Norway to take salmon issue to WTO –

Norway to take salmon issue to WTO Published:  21 February, 2006

NORWEGIAN opposition to the EU anti-dumping measures imposed on its salmon sector moved up a notch today when the Norwegian Government confirmed it is taking the issue to the World Trade Organisation (WTO.)

The new move is in line with Norwegian salmon producers’ demands and follows hard on the heels of Norwegian major Fjord Seafood’s decision to take legal action against the EU over the introduction of the permanent minimum import prices (MIP) regime for Norwegian salmon.

Fjord is filing a lawsuit in a bid to seek annulment of the EU sanctions on a permanent basis, and to secure Fjord Seafood’s legal interests in relation to a potential subsequent case for damages brought against the EU should Fjord suffer financial losses due to the introduction of permanent minimum import prices.

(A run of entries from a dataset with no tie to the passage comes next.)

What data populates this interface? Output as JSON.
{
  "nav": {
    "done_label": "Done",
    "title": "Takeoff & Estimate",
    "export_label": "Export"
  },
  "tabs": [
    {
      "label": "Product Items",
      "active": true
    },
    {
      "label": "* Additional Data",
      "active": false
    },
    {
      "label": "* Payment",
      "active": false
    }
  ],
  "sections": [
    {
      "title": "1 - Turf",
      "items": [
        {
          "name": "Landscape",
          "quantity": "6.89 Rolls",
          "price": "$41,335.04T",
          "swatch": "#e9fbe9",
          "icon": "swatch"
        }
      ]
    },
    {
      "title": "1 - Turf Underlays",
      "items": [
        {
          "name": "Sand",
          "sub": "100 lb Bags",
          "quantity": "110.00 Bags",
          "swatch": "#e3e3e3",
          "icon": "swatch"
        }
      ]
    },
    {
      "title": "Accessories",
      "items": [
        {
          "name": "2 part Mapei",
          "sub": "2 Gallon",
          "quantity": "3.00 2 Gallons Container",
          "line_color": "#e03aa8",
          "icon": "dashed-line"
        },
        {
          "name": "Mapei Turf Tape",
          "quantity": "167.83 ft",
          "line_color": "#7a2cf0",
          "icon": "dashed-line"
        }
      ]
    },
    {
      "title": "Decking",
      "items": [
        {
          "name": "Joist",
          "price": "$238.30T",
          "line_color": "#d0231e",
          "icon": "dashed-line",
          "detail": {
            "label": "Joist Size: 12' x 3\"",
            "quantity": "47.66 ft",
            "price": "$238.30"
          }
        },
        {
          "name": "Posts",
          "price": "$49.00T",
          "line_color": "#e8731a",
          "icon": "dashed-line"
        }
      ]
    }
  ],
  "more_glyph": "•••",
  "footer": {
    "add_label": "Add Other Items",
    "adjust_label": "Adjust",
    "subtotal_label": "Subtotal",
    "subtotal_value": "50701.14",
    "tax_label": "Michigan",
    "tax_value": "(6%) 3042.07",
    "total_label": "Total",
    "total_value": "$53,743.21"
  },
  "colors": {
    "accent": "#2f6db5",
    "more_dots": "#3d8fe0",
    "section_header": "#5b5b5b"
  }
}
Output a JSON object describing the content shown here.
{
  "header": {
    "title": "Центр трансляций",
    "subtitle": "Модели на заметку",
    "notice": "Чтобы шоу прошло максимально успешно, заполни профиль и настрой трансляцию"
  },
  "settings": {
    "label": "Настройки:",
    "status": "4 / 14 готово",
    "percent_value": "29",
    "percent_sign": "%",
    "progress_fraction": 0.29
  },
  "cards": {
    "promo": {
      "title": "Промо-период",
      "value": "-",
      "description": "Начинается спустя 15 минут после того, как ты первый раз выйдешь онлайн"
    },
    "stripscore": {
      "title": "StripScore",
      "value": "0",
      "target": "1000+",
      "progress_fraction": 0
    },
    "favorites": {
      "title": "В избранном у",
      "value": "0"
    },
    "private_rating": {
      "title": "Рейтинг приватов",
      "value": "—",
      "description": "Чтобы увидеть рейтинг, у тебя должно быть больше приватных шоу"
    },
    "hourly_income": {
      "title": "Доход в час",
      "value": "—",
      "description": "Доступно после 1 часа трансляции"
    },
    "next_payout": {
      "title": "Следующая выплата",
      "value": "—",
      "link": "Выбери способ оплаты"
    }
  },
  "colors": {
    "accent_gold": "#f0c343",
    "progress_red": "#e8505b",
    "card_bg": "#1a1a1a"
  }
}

In today’s announcement, the Norwegian government said it has decided to bring the EU action of permanent antidumping measures against imports of Norwegian farmed salmon to the WTO.

The Norwegian authorities said in a statement that the Norwegian Government has had a constructive dialogue with the European Commission with the aim of finding a solution as an alternative to taking the case to the WTO.

The Norwegian minister of foreign affairs Jonas Gahr Store said: “We have in our contacts with the EU expressed that we consider the anti dumping action against Norwegian salmon to be contrary to the WTO’ s rules. To bring the action in front of the WTO for a solution will give a clarification. I hope that this will help get the action repealed and that the situation for Norwegian salmon on the EU market will become normalised.”

On January 21 the EU gave the MIP regime the green light for a five year regime with a minimum import price of € 2.8 per kilogram for whole fresh and frozen farmed salmon from Norway (with the exception of one producer that the Commission did not find guilty of dumping) For different processing degrees of fresh and frozen salmon the minimum import price is higher. is published by Special Publications. Special Publications also publish European Fish Trader, FISHupdate magazine, Fish Farming Today, Fish Farmer, the Fish Industry Yearbook, the Scottish Seafood Processors Federation Diary, the Fish Farmer Handbook and a range of wallplanners.